Road transport industry to EU states: Reject mandatory purchasing targets

17 Jan 2024 · Environment

IRU, the world road transport organisation, has called on EU Member States to firmly reject the European Parliament’s proposal to impose mandatory purchasing targets for zero-emission heavy-duty vehicles on transport operators.

In a letter sent to Member States, IRU has urged EU countries to reject mandatory purchasing targets for zero-emission heavy-duty vehicles (HDVs) on transport operators, as proposed by the European Parliament as part of the revision of the CO2 emission standards for HDVs.

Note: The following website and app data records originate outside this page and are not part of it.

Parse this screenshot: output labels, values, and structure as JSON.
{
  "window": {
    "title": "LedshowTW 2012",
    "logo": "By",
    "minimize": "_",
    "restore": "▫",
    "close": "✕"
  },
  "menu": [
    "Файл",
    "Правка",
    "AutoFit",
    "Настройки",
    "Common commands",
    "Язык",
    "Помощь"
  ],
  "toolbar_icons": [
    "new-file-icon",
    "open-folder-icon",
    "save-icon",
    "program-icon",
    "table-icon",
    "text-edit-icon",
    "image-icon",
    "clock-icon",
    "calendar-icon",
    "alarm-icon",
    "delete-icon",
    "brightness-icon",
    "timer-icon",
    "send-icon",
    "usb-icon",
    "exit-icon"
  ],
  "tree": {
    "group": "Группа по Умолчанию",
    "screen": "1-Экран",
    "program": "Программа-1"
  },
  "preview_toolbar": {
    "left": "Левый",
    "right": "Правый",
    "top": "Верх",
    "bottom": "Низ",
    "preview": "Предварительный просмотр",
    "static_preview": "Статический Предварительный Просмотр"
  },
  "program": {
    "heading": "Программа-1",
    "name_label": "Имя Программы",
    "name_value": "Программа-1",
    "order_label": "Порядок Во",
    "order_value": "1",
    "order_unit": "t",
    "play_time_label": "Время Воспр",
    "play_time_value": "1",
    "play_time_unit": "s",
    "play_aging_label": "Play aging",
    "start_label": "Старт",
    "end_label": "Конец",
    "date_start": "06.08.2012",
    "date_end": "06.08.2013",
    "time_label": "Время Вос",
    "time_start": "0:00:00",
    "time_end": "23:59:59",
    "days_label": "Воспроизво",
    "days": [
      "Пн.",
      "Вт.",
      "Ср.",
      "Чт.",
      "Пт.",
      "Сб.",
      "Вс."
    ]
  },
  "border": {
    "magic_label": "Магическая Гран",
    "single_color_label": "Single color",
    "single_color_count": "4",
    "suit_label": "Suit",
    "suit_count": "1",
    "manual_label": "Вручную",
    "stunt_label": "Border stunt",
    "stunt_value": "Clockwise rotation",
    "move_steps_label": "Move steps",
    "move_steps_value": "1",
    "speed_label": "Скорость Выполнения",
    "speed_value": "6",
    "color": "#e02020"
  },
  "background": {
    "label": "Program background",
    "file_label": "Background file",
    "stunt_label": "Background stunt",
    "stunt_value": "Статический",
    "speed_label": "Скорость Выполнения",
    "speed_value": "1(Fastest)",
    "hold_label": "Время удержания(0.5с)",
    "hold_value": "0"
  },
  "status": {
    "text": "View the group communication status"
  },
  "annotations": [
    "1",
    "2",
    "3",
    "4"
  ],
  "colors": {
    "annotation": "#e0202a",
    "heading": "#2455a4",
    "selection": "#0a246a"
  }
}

In November 2023, the Parliament adopted its negotiating position on the European Commission’s proposal on CO2 standards for HDVs, introducing a new article that would mandate the Commission to present a legislative proposal to increase the share of zero-emission heavy-duty motor vehicles owned or leased by large fleet operators.

IRU Director of EU Advocacy Raluca Marian said, “Placing mandatory purchasing targets for zero-emission vehicles on private operators would be in opposition to basic rights guaranteed by the EU Charter.

“The mandate to purchase zero-emission vehicles may not only violate the right to property and the right to conduct business, but it may also lead to market distortions since the Parliament’s version envisages that such restrictions on capital use will only apply to large operators.

“Both larger and smaller transport operators have razor-thin margins. The obligation to buy vehicles that are potentially not suited to their types of operations and are two to three times more expensive would unavoidably place some players at a competitive disadvantage.”

Furthermore, there is currently a significant lack of alternative fuels infrastructure across the EU and the Alternative Fuels Infrastructure Regulation will only become applicable starting this year.

“The purchase of zero-emission vehicles should be supported by financial incentives for the uptake of new technologies and by creating the enabling conditions, including the infrastructure, to run such vehicles. Any proposal that forces transport operators to purchase certain types of vehicles should be firmly rejected as it would amount to a state-controlled economy,” concluded Raluca Marian.